If you are a jealous type, you can better your odds by taking care of your Corgi entirely on your own from day one. This means that feeding, grooming, walking, and playing with your pet are all on you. Of course, you can allow a helping hand every now and then, but you mustn’t make it a habit.

In this way, chances are your Corgi will see you as his or her mummy or daddy, and we all know what that means. You will be the center of your dog’s world.

Do not overdo it, though. Your Corgi needs contact with other people from a young age. Without early socialization, your pup can grow up to be anxious or aggressive around humans and other animals. That scenario is not good for neither you nor your dog.

What About Discipline?

Will your Corgi stop loving you if you assert yourself as an authority and you correct his or her behavior from time to time?

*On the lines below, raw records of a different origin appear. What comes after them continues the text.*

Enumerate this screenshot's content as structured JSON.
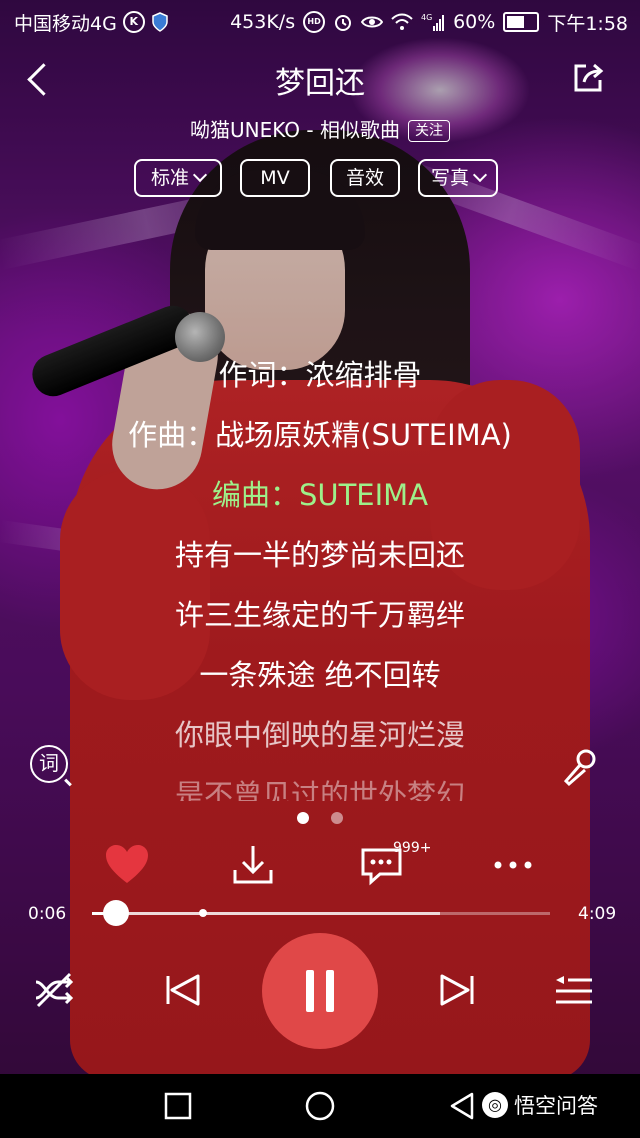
{
  "status_bar": {
    "carrier": "中国移动4G",
    "carrier_badge": "K",
    "net_speed": "453K/s",
    "hd_badge": "HD",
    "signal_label": "4G",
    "battery": "60%",
    "time": "下午1:58"
  },
  "header": {
    "title": "梦回还",
    "artist_line": "呦猫UNEKO - 相似歌曲",
    "follow_label": "关注"
  },
  "options": {
    "quality": "标准",
    "mv": "MV",
    "effects": "音效",
    "photo": "写真"
  },
  "lyrics": [
    "作词：浓缩排骨",
    "作曲：战场原妖精(SUTEIMA)",
    "编曲：SUTEIMA",
    "持有一半的梦尚未回还",
    "许三生缘定的千万羁绊",
    "一条殊途 绝不回转",
    "你眼中倒映的星河烂漫",
    "是不曾见过的世外梦幻"
  ],
  "lyrics_toggle_label": "词",
  "actions": {
    "comment_count": "999+"
  },
  "progress": {
    "elapsed": "0:06",
    "duration": "4:09",
    "played_fraction": 0.024,
    "buffered_fraction": 0.76
  },
  "watermark": {
    "text": "悟空问答"
  },
  "colors": {
    "accent": "#e04848",
    "active_lyric": "#9ef08a"
  }
}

You should not worry about that at all.  What you should worry about is your Corgi’s temperament. All Corgis are known to have a stubborn streak. If you do not deal with it early on, your cuddly pooch can grow up to become the boss of you. 

If you do not train your Corgi while he or she is a puppy, you can have numerous problems later on. When he or she grows up, your sweet Corgi might not listen to you at all! It can be dangerous in many situations.

For example, you can be totally ignored when you are outside and call your dog. So, when you try to warn your Corgi of danger or stop him or her when doing something inappropriate, things can go terribly wrong. Your beloved pup will be in danger, or danger for others every time you let him or her off the leash.

When you are inside, the problem is less evident. Yet, negative behavior can surface anywhere at any time. If you do not have the authority to stop it, who will? The point is: you are responsible for the discipline of your dog, as well as his or her life. 

There is no need to be overly aggressive towards your Corgi puppy when he exhibits negative behavior, but you have to show him or her that it must not be repeated. There are different methods to do this; you can consult your vet or a professional dog trainer for more advice on this subject. The general rule is that your dog should obey you out of love and respect not fear.

If you do things right and early enough, your Corgi will not love you less. He or she will grow up to become the best dog possible. When appropriately trained, your Corgi will come to your command and obey you. Sometimes even a look at your Corgi or pointing a finger will be enough to stop whatever he or she is doing. 

Training a dog is a lot similar to disciplining a child. You have to be both loving and strict. As long as your Corgi is feeling loved and safe with you, he or she will not love you less if you raise your voice from time to time.

Corgis, like all dogs in general, feel your emotions. If your behavior comes out of a concern for their well-being, it will not be taken against you. You will be forgiven even if you sometimes make a mistake.

See Also: Why Does My Corgi Follow Me Everywhere?

Final Words

Even if you sometimes feel you are not your Corgi’s favorite person, we doubt that is really the case. Your dog is affectionate and loving, and it is only normal that he shows that to more than one person. 

If your partner, kids, or roommates seem to attract more of your dog’s attention, try changing your attitude towards your Corgi. He might enjoy a different form of communication or play better. It does not mean that he or she does not love you, though.

As long as you treat your Corgi with care and love, he or she will love you back. Period.

Learn More: Are Corgis Velcro Dogs?